Strike disrupting 8,000 UK schools
The walkout by thousands of teachers has closed or partially closed up to 8,000 schools, forcing working parents to stay at home or find childcare.
The National Union of Teachers (NUT) is staging more than 50 rallies, as members demand a 4.1% pay rise rather than the 2.45% on offer.
Gordon Brown has described the strike as "unfortunate and regrettable".
This one-day strike, condemned by all the main political parties, is the opening move in what the NUT says will be a long-term campaign over pay.
Christine Blower, acting general secretary of the NUT, said she could not rule out further pay strikes in the months ahead.
"It is not in my gift to give that guarantee," she told the BBC.
It was estimated that more than 2.5m pupils were affected by Thursday's strike - with more than a million forced to stay at home.
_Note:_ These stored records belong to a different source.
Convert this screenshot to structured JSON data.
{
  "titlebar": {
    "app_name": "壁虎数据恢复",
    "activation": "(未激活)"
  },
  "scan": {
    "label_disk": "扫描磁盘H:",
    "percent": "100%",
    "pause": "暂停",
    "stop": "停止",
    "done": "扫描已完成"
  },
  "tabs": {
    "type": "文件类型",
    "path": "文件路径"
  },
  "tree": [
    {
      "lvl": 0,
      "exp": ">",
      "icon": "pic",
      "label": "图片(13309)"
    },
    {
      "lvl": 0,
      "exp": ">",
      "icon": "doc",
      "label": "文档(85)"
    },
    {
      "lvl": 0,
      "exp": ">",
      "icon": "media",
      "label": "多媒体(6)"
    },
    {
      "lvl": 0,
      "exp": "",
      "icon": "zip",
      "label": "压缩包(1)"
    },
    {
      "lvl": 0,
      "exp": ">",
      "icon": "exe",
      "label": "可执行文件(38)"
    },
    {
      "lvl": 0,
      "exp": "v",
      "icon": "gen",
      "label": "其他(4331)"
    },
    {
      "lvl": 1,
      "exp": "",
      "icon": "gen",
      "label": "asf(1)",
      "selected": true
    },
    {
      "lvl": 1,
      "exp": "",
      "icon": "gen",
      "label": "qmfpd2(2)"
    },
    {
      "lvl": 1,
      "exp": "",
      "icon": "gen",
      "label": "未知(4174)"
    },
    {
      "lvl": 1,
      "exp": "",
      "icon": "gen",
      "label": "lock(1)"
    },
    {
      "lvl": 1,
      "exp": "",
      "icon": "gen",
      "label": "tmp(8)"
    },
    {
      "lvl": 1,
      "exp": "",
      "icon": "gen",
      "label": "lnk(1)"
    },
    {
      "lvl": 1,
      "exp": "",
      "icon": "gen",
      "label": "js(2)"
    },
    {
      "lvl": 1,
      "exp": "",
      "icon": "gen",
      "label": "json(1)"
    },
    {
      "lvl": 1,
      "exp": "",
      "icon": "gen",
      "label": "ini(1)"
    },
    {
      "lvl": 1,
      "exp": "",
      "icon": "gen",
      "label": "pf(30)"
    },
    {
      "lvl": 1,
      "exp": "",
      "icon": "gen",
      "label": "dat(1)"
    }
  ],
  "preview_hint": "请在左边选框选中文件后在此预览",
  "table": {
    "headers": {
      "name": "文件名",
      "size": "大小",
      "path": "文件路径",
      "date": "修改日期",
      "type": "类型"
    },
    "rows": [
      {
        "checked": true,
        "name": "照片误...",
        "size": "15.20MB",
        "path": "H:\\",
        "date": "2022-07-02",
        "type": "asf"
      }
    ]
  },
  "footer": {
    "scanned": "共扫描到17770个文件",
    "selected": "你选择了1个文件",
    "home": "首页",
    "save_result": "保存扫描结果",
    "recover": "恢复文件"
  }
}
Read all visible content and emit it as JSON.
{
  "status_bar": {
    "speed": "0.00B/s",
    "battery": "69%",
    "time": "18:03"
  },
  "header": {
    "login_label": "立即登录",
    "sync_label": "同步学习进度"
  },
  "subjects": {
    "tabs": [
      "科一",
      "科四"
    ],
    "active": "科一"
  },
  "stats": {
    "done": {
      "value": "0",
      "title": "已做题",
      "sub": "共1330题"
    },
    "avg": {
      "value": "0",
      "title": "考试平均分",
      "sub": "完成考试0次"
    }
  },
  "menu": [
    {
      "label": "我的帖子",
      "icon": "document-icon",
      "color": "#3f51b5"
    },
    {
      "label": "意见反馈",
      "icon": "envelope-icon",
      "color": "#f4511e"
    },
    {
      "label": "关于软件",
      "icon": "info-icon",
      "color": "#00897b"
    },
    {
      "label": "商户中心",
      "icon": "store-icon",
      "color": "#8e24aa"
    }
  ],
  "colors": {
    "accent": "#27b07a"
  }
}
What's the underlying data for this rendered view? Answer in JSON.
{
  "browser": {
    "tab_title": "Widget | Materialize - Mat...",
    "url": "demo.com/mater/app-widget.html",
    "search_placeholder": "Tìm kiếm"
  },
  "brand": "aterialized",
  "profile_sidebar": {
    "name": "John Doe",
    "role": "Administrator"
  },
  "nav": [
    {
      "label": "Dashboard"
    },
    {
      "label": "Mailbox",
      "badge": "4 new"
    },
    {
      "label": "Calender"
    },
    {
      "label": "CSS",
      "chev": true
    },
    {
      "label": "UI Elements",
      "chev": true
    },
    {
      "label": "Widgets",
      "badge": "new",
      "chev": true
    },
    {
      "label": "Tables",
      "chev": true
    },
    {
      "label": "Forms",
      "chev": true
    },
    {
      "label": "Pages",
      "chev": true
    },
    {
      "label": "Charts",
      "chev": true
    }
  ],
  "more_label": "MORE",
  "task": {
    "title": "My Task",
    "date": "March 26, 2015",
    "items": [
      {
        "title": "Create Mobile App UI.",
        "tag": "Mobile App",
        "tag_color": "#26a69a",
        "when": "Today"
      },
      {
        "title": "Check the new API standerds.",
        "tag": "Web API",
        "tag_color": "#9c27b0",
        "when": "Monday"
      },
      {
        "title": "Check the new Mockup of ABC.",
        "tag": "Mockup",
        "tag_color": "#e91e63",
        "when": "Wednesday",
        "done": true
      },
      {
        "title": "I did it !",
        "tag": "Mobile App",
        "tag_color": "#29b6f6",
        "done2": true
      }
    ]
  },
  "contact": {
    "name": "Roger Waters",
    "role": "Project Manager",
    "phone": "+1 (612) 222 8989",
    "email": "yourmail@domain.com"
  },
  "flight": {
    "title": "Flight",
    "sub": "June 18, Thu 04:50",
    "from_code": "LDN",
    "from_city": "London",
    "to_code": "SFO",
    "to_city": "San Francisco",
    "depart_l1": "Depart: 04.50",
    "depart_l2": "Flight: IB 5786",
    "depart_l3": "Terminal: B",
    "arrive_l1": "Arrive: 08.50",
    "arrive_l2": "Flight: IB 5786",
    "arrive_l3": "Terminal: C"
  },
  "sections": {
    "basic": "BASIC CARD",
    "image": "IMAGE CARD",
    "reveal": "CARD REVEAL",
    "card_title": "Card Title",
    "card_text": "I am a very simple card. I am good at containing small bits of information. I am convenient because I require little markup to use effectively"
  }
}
Many are studying for GCSE examinations which start next month.
The prime minister said the strike had been called by a "minority" of teachers, and said it was regrettable for both pupils and parents.
Mr Brown added: "I hope we can move forward in the next few months and get a sure settlement of this."